In 2011, a cement factory will open in South Kensington, London, UK. In fact, the Novacem industrial pilot plant will be housed on campus at Imperial College. This is where scientists initially developed a cement that is carbon negative as it produces far less CO2 during the manufacturing process but then will actually absorb CO2 from the air.
Now a company created from this research is attempting to make this discovery commercially available. Chairman of Novacem, Stuart M Evans, acknowledges that cement production isn’t a topic that arouses public interest, but believes it deserves more attention: conventional Portland cement already accounts for 5% of global CO2 emissions.
Annual volumes of this type of cement are around 2.5bnt but could double by 2050, says Evans. Standard or Portland cement is made from calcium carbonate and gives off CO2 when heated. Emissions are also generated from the use of energy to fire kilns at 1,450oC. Novacem is produced using magnesium oxide, which does not need to be heated to the same temperatures. It then absorbs CO2 from the atmosphere immediately after production.
Evans claims: "For every tonne of ordinary Portland cement replaced by Novacem, CO2 emissions will be reduced by around 0.75t." There are alternatives to Novacem being developed. Just in the UK alone, Professor Pal Mangat of Sheffield Hallam University is working on Liquid Granite, a powder made from recycled waste materials. Novacem is now pushing to prove its technology on a large scale – firstly with the industrial pilot plant in London, and then a volume production plant in Derbyshire by 2013.

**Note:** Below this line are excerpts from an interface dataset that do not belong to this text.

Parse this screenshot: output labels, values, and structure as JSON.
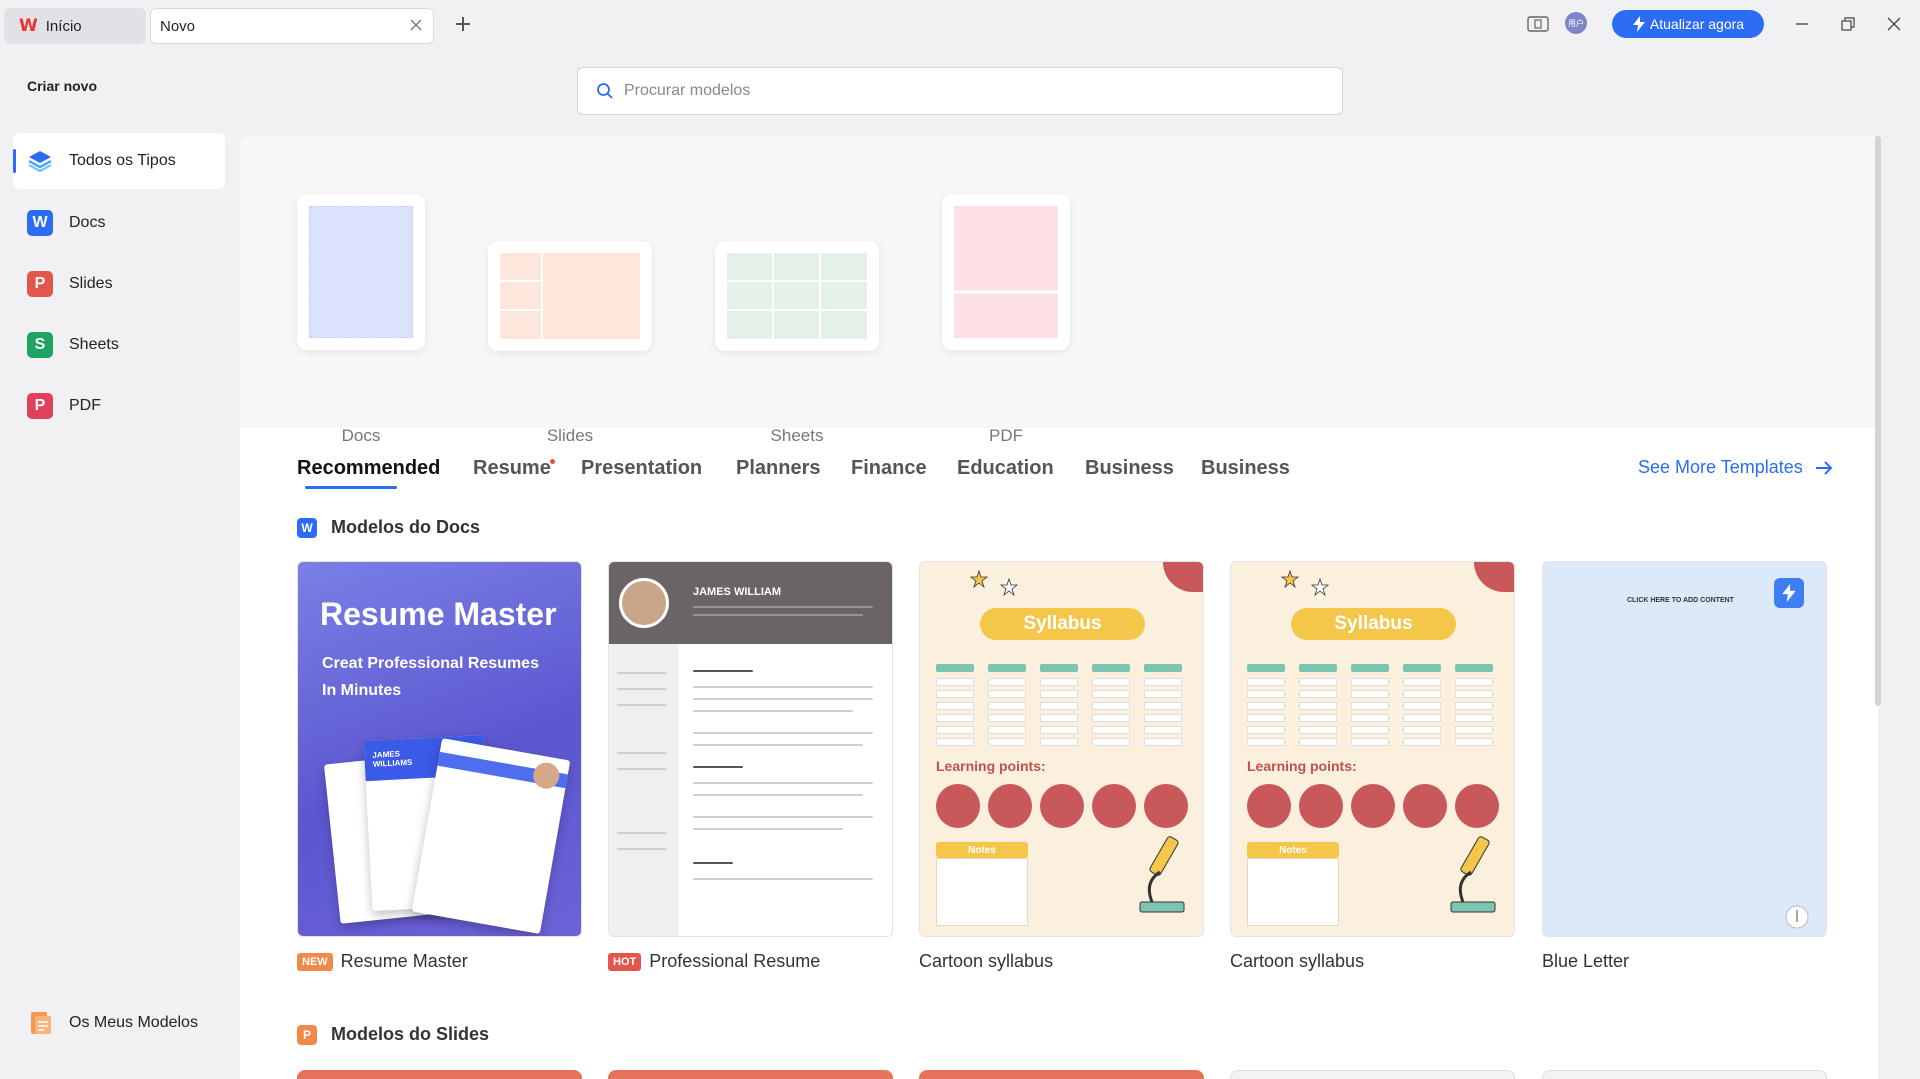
{
  "titlebar": {
    "tabs": [
      {
        "label": "Início"
      },
      {
        "label": "Novo"
      }
    ],
    "upgrade_label": "Atualizar agora",
    "avatar_text": "用户"
  },
  "search": {
    "placeholder": "Procurar modelos"
  },
  "sidebar": {
    "title": "Criar novo",
    "items": [
      {
        "label": "Todos os Tipos",
        "icon": "layers-icon"
      },
      {
        "label": "Docs",
        "icon": "docs-icon",
        "glyph": "W"
      },
      {
        "label": "Slides",
        "icon": "slides-icon",
        "glyph": "P"
      },
      {
        "label": "Sheets",
        "icon": "sheets-icon",
        "glyph": "S"
      },
      {
        "label": "PDF",
        "icon": "pdf-icon",
        "glyph": "P"
      }
    ],
    "footer_label": "Os Meus Modelos"
  },
  "create": [
    {
      "label": "Docs"
    },
    {
      "label": "Slides"
    },
    {
      "label": "Sheets"
    },
    {
      "label": "PDF"
    }
  ],
  "categories": [
    {
      "label": "Recommended"
    },
    {
      "label": "Resume"
    },
    {
      "label": "Presentation"
    },
    {
      "label": "Planners"
    },
    {
      "label": "Finance"
    },
    {
      "label": "Education"
    },
    {
      "label": "Business"
    },
    {
      "label": "Business"
    }
  ],
  "see_more": "See More Templates",
  "sections": {
    "docs_title": "Modelos do Docs",
    "slides_title": "Modelos do Slides"
  },
  "templates": [
    {
      "name": "Resume Master",
      "badge": "NEW",
      "badge_color": "#f08a4b",
      "headline": "Resume Master",
      "sub": "Creat Professional Resumes In Minutes",
      "paper_name": "JAMES WILLIAMS"
    },
    {
      "name": "Professional Resume",
      "badge": "HOT",
      "badge_color": "#e2574c",
      "resume_name": "JAMES WILLIAM"
    },
    {
      "name": "Cartoon syllabus",
      "banner": "Syllabus",
      "learning": "Learning points:",
      "notes": "Notes"
    },
    {
      "name": "Cartoon syllabus",
      "banner": "Syllabus",
      "learning": "Learning points:",
      "notes": "Notes"
    },
    {
      "name": "Blue Letter",
      "letter_text": "CLICK HERE TO ADD CONTENT"
    }
  ],
  "colors": {
    "accent": "#2b6cf2",
    "docs": "#2b6cf2",
    "slides": "#e2574c",
    "sheets": "#1fa463",
    "pdf": "#e0405a"
  }
}
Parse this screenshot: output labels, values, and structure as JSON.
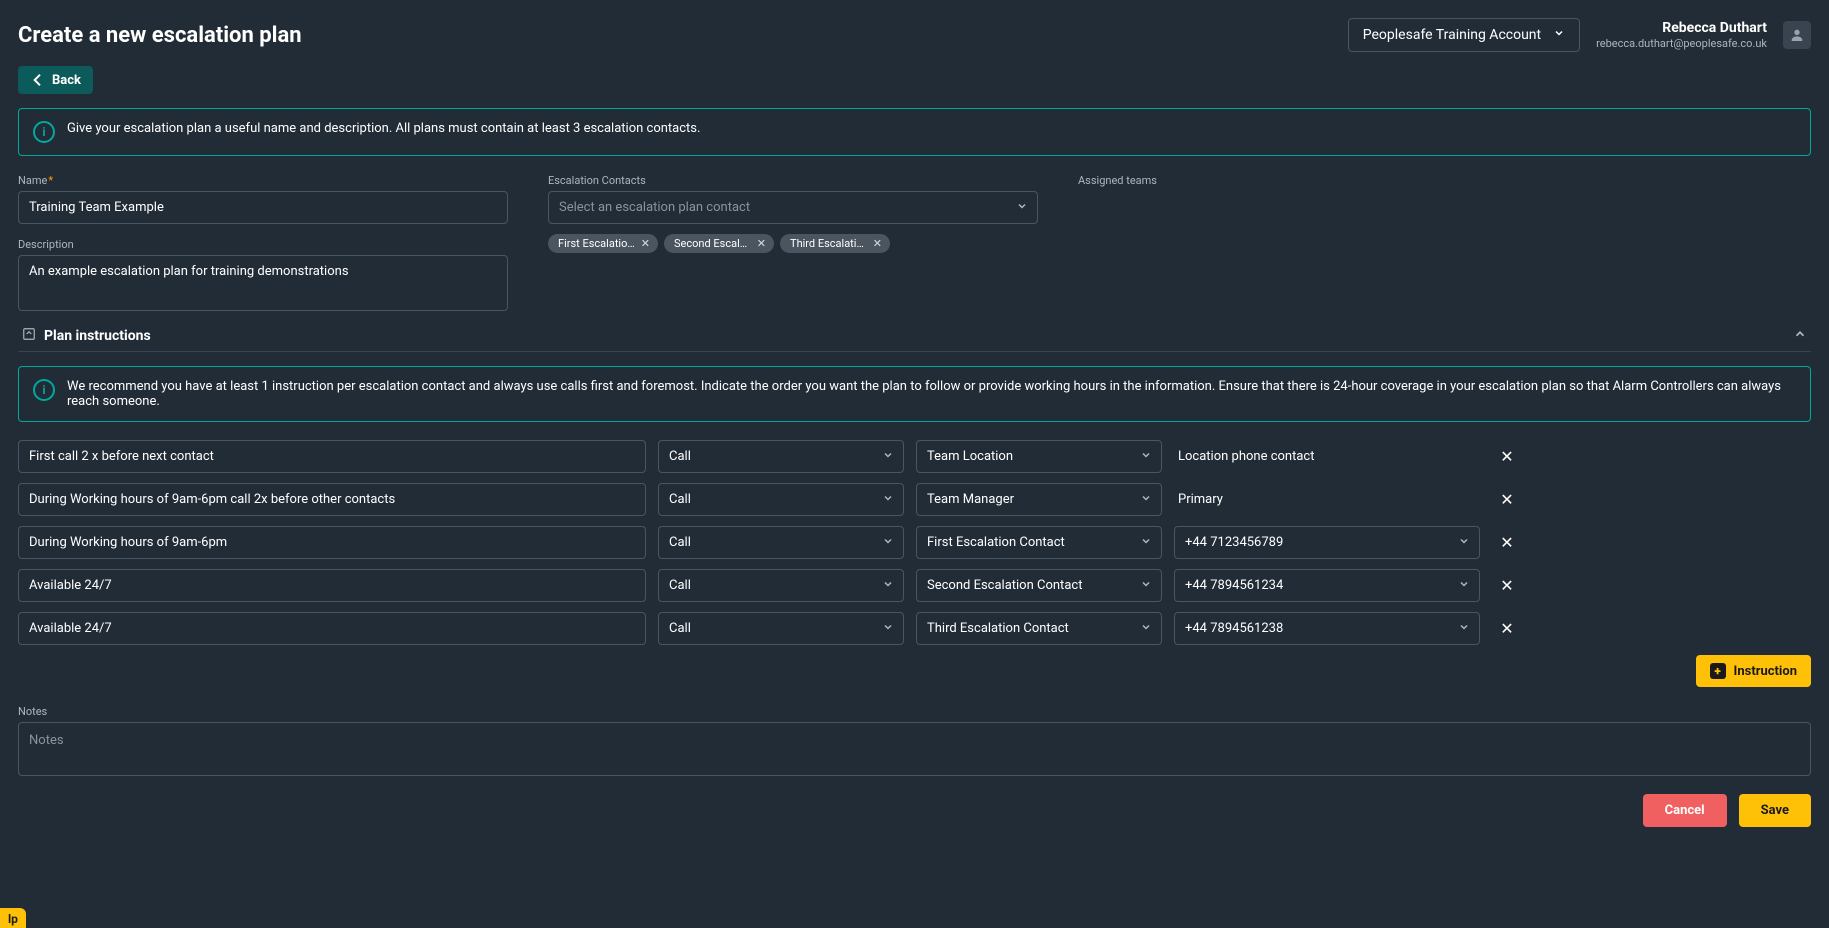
{
  "header": {
    "title": "Create a new escalation plan",
    "account_selector": "Peoplesafe Training Account",
    "user_name": "Rebecca Duthart",
    "user_email": "rebecca.duthart@peoplesafe.co.uk",
    "back_label": "Back"
  },
  "banners": {
    "intro": "Give your escalation plan a useful name and description. All plans must contain at least 3 escalation contacts.",
    "plan_instructions": "We recommend you have at least 1 instruction per escalation contact and always use calls first and foremost. Indicate the order you want the plan to follow or provide working hours in the information. Ensure that there is 24-hour coverage in your escalation plan so that Alarm Controllers can always reach someone."
  },
  "form": {
    "name_label": "Name",
    "name_value": "Training Team Example",
    "description_label": "Description",
    "description_value": "An example escalation plan for training demonstrations",
    "escalation_contacts_label": "Escalation Contacts",
    "escalation_contacts_placeholder": "Select an escalation plan contact",
    "assigned_teams_label": "Assigned teams",
    "chips": [
      "First Escalation C...",
      "Second Escalatio...",
      "Third Escalation ..."
    ]
  },
  "section": {
    "plan_instructions_title": "Plan instructions"
  },
  "instructions": [
    {
      "desc": "First call 2 x before next contact",
      "method": "Call",
      "contact": "Team Location",
      "phone_mode": "text",
      "phone": "Location phone contact"
    },
    {
      "desc": "During Working hours of 9am-6pm call 2x before other contacts",
      "method": "Call",
      "contact": "Team Manager",
      "phone_mode": "text",
      "phone": "Primary"
    },
    {
      "desc": "During Working hours of 9am-6pm",
      "method": "Call",
      "contact": "First Escalation Contact",
      "phone_mode": "select",
      "phone": "+44 7123456789"
    },
    {
      "desc": "Available 24/7",
      "method": "Call",
      "contact": "Second Escalation Contact",
      "phone_mode": "select",
      "phone": "+44 7894561234"
    },
    {
      "desc": "Available 24/7",
      "method": "Call",
      "contact": "Third Escalation Contact",
      "phone_mode": "select",
      "phone": "+44 7894561238"
    }
  ],
  "actions": {
    "add_instruction": "Instruction",
    "cancel": "Cancel",
    "save": "Save"
  },
  "notes": {
    "label": "Notes",
    "placeholder": "Notes",
    "value": ""
  },
  "help_tab": "lp"
}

The company has already won UK£1m investment from the Royal Society Enterprise Fund. However, Evans says the next stage is persuading large-scale cement producers worldwide to convert their factories to be able to produce eco-cement. China is key to this as it currently houses 47 per cent of the world cement market. A cornerstone of Evans’ strategy is that Novacem will have "price and performance parity" to traditional cement: "We are not worried about the scientific challenges. It’s just a case of getting companies on board."